(Element data from apps and pages)
=== Begin Enclosure ===

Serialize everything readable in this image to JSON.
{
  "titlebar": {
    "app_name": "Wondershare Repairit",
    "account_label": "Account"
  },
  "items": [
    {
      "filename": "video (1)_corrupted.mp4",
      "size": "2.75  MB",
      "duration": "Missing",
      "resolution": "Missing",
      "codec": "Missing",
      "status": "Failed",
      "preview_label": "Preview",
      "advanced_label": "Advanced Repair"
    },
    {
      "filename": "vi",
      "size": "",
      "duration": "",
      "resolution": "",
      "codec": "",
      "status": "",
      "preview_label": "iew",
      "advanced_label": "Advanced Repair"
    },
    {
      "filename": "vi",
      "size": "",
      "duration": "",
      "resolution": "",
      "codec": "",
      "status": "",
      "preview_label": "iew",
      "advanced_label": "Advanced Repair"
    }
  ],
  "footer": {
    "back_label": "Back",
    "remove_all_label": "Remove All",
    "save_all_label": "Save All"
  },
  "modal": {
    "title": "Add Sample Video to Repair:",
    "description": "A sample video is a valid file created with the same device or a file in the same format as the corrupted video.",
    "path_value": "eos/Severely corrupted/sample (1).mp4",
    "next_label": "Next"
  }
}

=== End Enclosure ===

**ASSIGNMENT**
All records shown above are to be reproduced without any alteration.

**TASK SOLUTION**
Serialize everything readable in this image to JSON.
{
  "titlebar": {
    "app_name": "Wondershare Repairit",
    "account_label": "Account"
  },
  "items": [
    {
      "filename": "video (1)_corrupted.mp4",
      "size": "2.75  MB",
      "duration": "Missing",
      "resolution": "Missing",
      "codec": "Missing",
      "status": "Failed",
      "preview_label": "Preview",
      "advanced_label": "Advanced Repair"
    },
    {
      "filename": "vi",
      "size": "",
      "duration": "",
      "resolution": "",
      "codec": "",
      "status": "",
      "preview_label": "iew",
      "advanced_label": "Advanced Repair"
    },
    {
      "filename": "vi",
      "size": "",
      "duration": "",
      "resolution": "",
      "codec": "",
      "status": "",
      "preview_label": "iew",
      "advanced_label": "Advanced Repair"
    }
  ],
  "footer": {
    "back_label": "Back",
    "remove_all_label": "Remove All",
    "save_all_label": "Save All"
  },
  "modal": {
    "title": "Add Sample Video to Repair:",
    "description": "A sample video is a valid file created with the same device or a file in the same format as the corrupted video.",
    "path_value": "eos/Severely corrupted/sample (1).mp4",
    "next_label": "Next"
  }
}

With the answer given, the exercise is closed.